* **PROBLEM REQUIREMENTS**
Copy out all the lines of the data that hold the word "label".
※
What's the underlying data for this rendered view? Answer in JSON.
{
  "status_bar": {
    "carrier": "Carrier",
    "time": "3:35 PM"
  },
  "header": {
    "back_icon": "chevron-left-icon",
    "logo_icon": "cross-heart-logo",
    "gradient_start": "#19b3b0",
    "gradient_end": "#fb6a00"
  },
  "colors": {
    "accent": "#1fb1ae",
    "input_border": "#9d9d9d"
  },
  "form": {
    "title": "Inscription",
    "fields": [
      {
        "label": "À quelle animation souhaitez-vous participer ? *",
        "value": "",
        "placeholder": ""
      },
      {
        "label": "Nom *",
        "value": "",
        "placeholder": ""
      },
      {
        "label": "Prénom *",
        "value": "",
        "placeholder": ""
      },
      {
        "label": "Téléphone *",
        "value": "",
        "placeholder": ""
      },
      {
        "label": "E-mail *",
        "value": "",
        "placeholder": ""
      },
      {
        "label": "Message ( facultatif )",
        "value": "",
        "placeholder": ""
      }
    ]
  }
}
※
* **RESULT OF THE EXERCISE**
        "label": "À quelle animation souhaitez-vous participer ? *",
        "label": "Nom *",
        "label": "Prénom *",
        "label": "Téléphone *",
        "label": "E-mail *",
        "label": "Message ( facultatif )",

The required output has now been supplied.